Exercise description. Keep the pictures out of the copy and print all the entries below exactly.

[Records from a data collection]
[Start of Attachment]
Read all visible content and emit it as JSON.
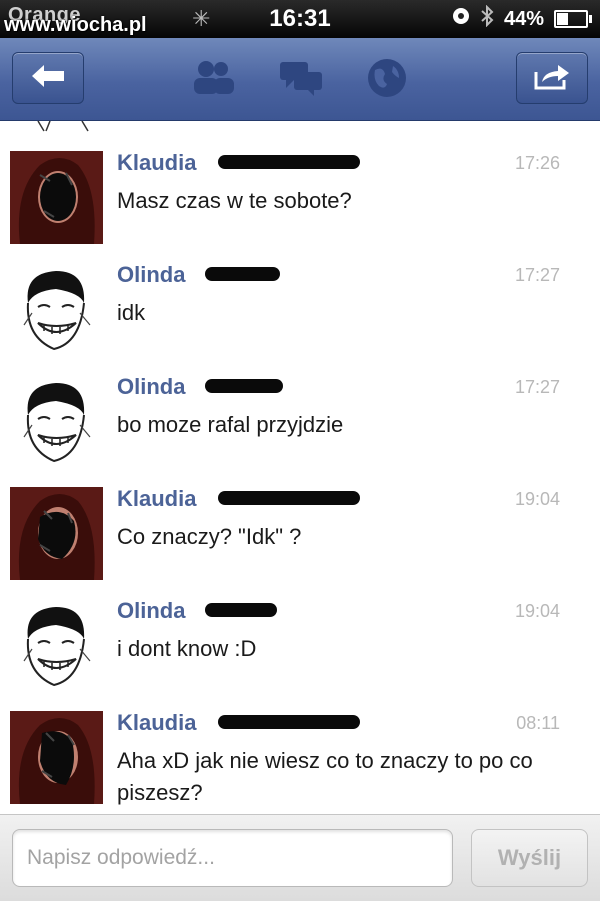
{
  "status_bar": {
    "carrier": "Orange",
    "watermark": "www.wiocha.pl",
    "time": "16:31",
    "battery": "44%",
    "battery_level": 0.44
  },
  "nav": {
    "back_icon": "back-arrow-icon",
    "tab_icons": [
      "friends-icon",
      "messages-icon",
      "notifications-globe-icon"
    ],
    "share_icon": "share-icon"
  },
  "messages": [
    {
      "sender": "Klaudia",
      "time": "17:26",
      "text": "Masz czas w te sobote?",
      "avatar": "klaudia-avatar"
    },
    {
      "sender": "Olinda",
      "time": "17:27",
      "text": "idk",
      "avatar": "meme-face-avatar"
    },
    {
      "sender": "Olinda",
      "time": "17:27",
      "text": "bo moze rafal przyjdzie",
      "avatar": "meme-face-avatar"
    },
    {
      "sender": "Klaudia",
      "time": "19:04",
      "text": "Co znaczy? \"Idk\" ?",
      "avatar": "klaudia-avatar"
    },
    {
      "sender": "Olinda",
      "time": "19:04",
      "text": "i dont know :D",
      "avatar": "meme-face-avatar"
    },
    {
      "sender": "Klaudia",
      "time": "08:11",
      "text": "Aha xD jak nie wiesz co to znaczy to po co piszesz?",
      "avatar": "klaudia-avatar"
    }
  ],
  "reply": {
    "placeholder": "Napisz odpowiedź...",
    "send_label": "Wyślij"
  },
  "colors": {
    "nav_bar": "#4a63a0",
    "sender_name": "#4c6397",
    "timestamp": "#b8b8b8"
  }
}
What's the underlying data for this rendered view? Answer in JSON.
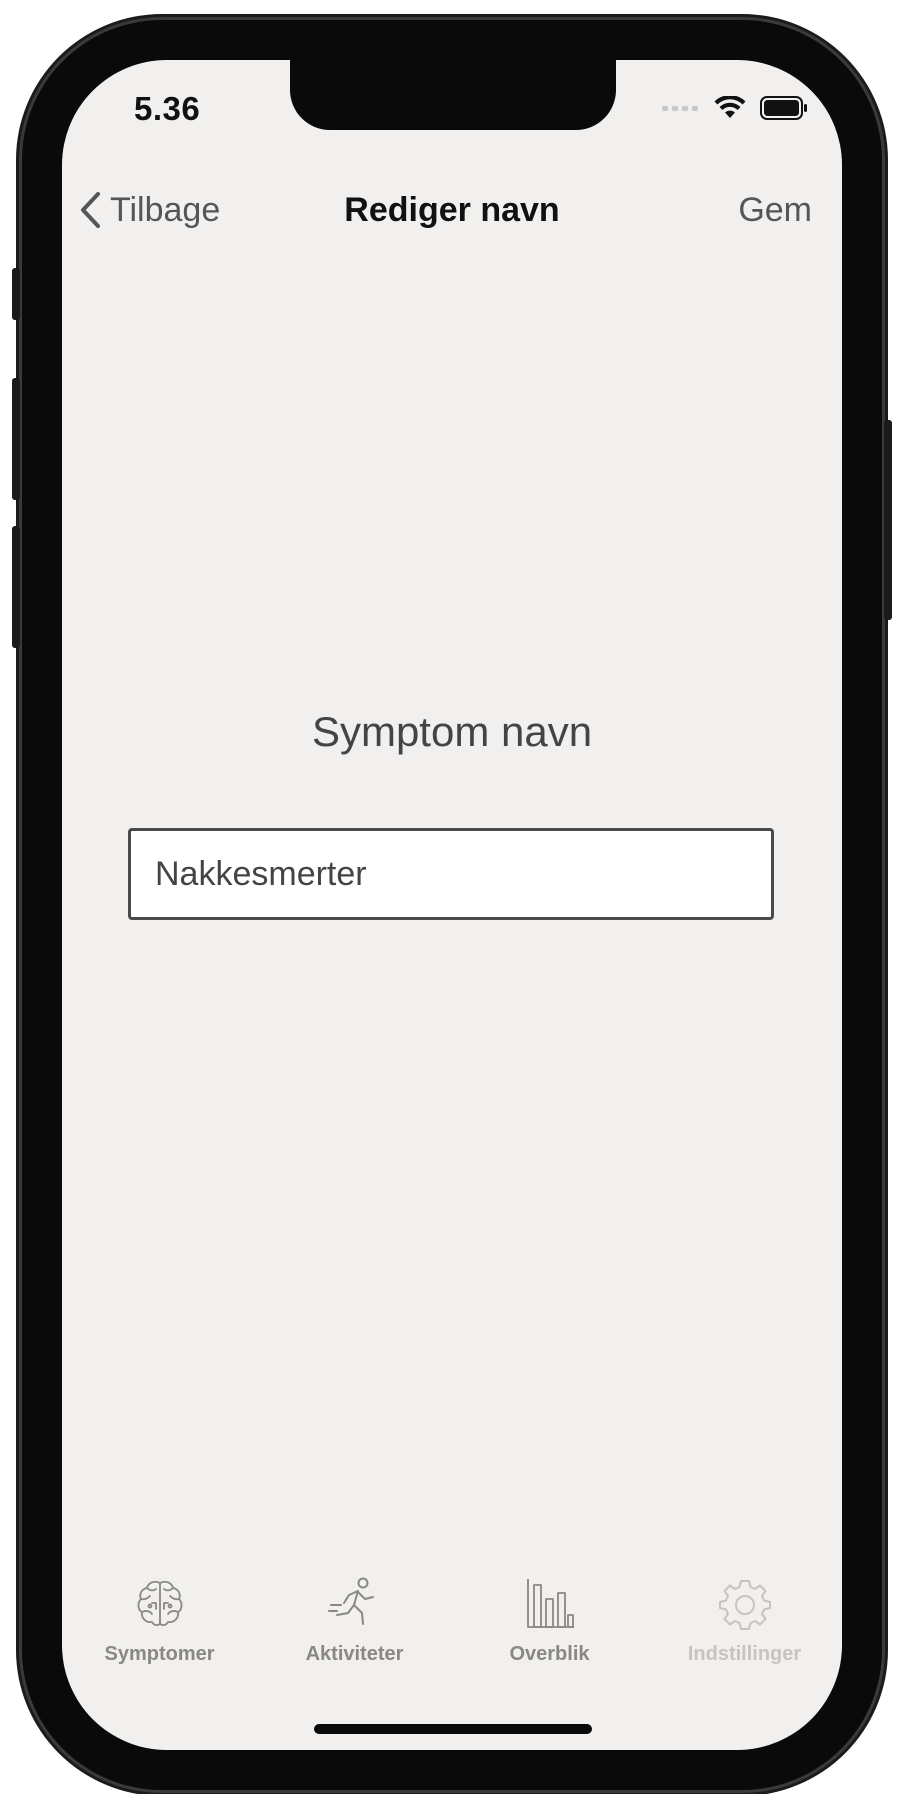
{
  "status_bar": {
    "time": "5.36",
    "icons": [
      "signal-icon",
      "wifi-icon",
      "battery-icon"
    ]
  },
  "nav": {
    "back_label": "Tilbage",
    "title": "Rediger navn",
    "save_label": "Gem"
  },
  "form": {
    "label": "Symptom navn",
    "input_value": "Nakkesmerter"
  },
  "tab_bar": {
    "tabs": [
      {
        "label": "Symptomer",
        "icon": "brain-icon"
      },
      {
        "label": "Aktiviteter",
        "icon": "running-person-icon"
      },
      {
        "label": "Overblik",
        "icon": "bar-chart-icon"
      },
      {
        "label": "Indstillinger",
        "icon": "gear-icon"
      }
    ]
  },
  "colors": {
    "background": "#f1f0ee",
    "text_primary": "#111111",
    "text_secondary": "#555555",
    "tab_label": "#8a8886",
    "tab_label_inactive": "#c9c2bd"
  }
}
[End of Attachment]
Answer space.
Read all visible content and emit it as JSON.
{
  "status_bar": {
    "carrier": "Orange",
    "watermark": "www.wiocha.pl",
    "time": "16:31",
    "battery": "44%",
    "battery_level": 0.44
  },
  "nav": {
    "back_icon": "back-arrow-icon",
    "tab_icons": [
      "friends-icon",
      "messages-icon",
      "notifications-globe-icon"
    ],
    "share_icon": "share-icon"
  },
  "messages": [
    {
      "sender": "Klaudia",
      "time": "17:26",
      "text": "Masz czas w te sobote?",
      "avatar": "klaudia-avatar"
    },
    {
      "sender": "Olinda",
      "time": "17:27",
      "text": "idk",
      "avatar": "meme-face-avatar"
    },
    {
      "sender": "Olinda",
      "time": "17:27",
      "text": "bo moze rafal przyjdzie",
      "avatar": "meme-face-avatar"
    },
    {
      "sender": "Klaudia",
      "time": "19:04",
      "text": "Co znaczy? \"Idk\" ?",
      "avatar": "klaudia-avatar"
    },
    {
      "sender": "Olinda",
      "time": "19:04",
      "text": "i dont know :D",
      "avatar": "meme-face-avatar"
    },
    {
      "sender": "Klaudia",
      "time": "08:11",
      "text": "Aha xD jak nie wiesz co to znaczy to po co piszesz?",
      "avatar": "klaudia-avatar"
    }
  ],
  "reply": {
    "placeholder": "Napisz odpowiedź...",
    "send_label": "Wyślij"
  },
  "colors": {
    "nav_bar": "#4a63a0",
    "sender_name": "#4c6397",
    "timestamp": "#b8b8b8"
  }
}
What's the underlying data for this rendered view? Answer in JSON.
{
  "status_bar": {
    "time": "5.36",
    "icons": [
      "signal-icon",
      "wifi-icon",
      "battery-icon"
    ]
  },
  "nav": {
    "back_label": "Tilbage",
    "title": "Rediger navn",
    "save_label": "Gem"
  },
  "form": {
    "label": "Symptom navn",
    "input_value": "Nakkesmerter"
  },
  "tab_bar": {
    "tabs": [
      {
        "label": "Symptomer",
        "icon": "brain-icon"
      },
      {
        "label": "Aktiviteter",
        "icon": "running-person-icon"
      },
      {
        "label": "Overblik",
        "icon": "bar-chart-icon"
      },
      {
        "label": "Indstillinger",
        "icon": "gear-icon"
      }
    ]
  },
  "colors": {
    "background": "#f1f0ee",
    "text_primary": "#111111",
    "text_secondary": "#555555",
    "tab_label": "#8a8886",
    "tab_label_inactive": "#c9c2bd"
  }
}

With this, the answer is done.